Improving the Process of Making Rules at Independent Agencies
As a Commissioner of the U.S. Consumer Product Safety Commission (CPSC), I have found that we could greatly improve the Agency’s functioning by adopting several rulemaking procedures. Some of these procedures, like the publication of a regulatory agenda, are time-honored principles espoused by a long line of executive orders, while others, such as pay-go requirements that force agencies to consider the collective economic costs of their rules, are emerging practices used in other countries. Four key procedural steps could greatly improve rulemaking at CPSC and other independent agencies.
First, independent agencies like CPSC should be expected to improve the accuracy and timeliness of their regulatory agendas. The regulatory agenda concept began with Executive Order 12,044, issued by President Jimmy Carter in 1978. Its plainly stated purpose was “to give the public adequate notice” of how agencies would be spending their time in the near term, which would allow for and encourage meaningful public participation in the regulatory process. The Regulatory Flexibility Act (RFA) extended the regulatory agenda requirement to all agencies, including independent agencies.
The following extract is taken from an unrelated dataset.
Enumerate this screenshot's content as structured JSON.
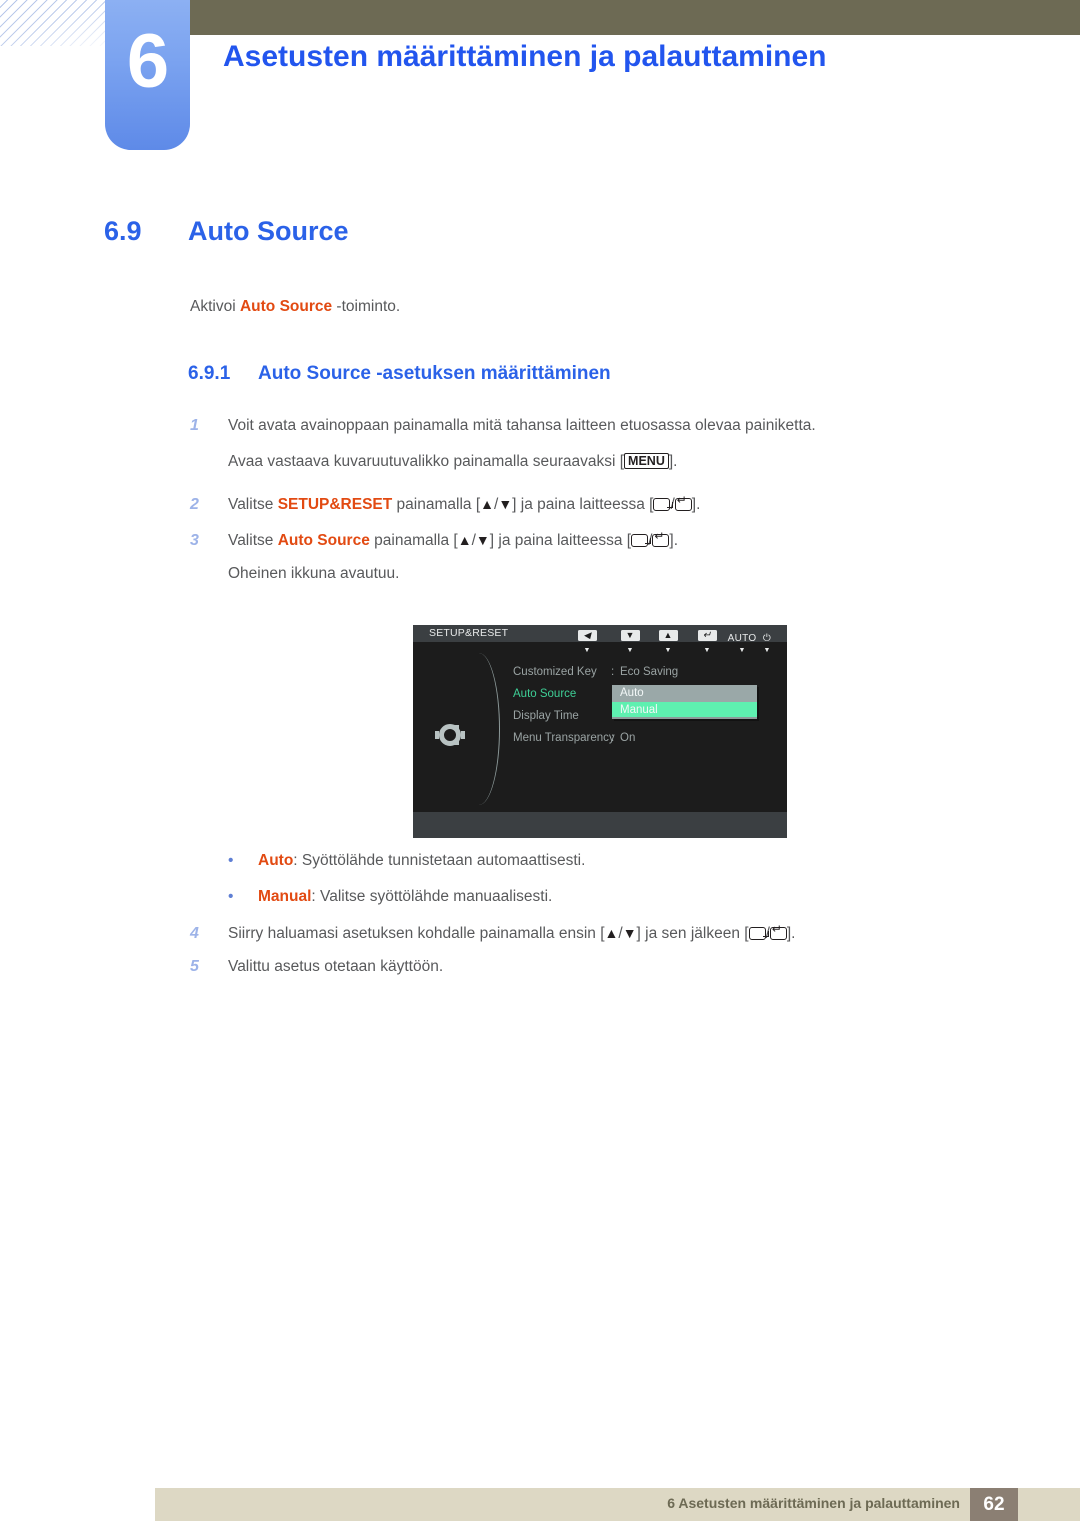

President Ronald Reagan’s Executive Order 12,291 retained the agenda requirement and broadened it from significant rules to all rules. President Bill Clinton’s Executive Order 12,866 added a requirement for the issuance of a regulatory plan, which would highlight “the most important significant regulatory actions that the agency reasonably expects to issue in proposed or final form in that fiscal year.” Most recently, President Barack Obama’s Executive Order 13,563 expressly reaffirmed the principles and requirements of Executive Order 12866.
Despite a 40-year history of presidents and Congress uniformly endorsing the principle behind regulatory agendas so interested parties can plan their participation in the regulatory process, CPSC appears not to have endorsed that principle. CPSC’s regulatory agenda contains regulatory projects that have been entirely stagnant for years—some that have been around for decades. It also includes proposals that have been described as not being among the Agency’s priorities, yet our attempts to align the agenda with the Agency’s actual work have too often been summarily rebuffed. As a result, stakeholders must piece together disparate, and sometimes conflicting, statements from a variety of sources, rather than simply relying on the Agency’s regulatory agenda to identify the Agency’s priorities. The Agency’s outdated agendas run the risk of not only under-informing the public, but also actively misleading them as to what projects the Agency will spend its time on in the coming year.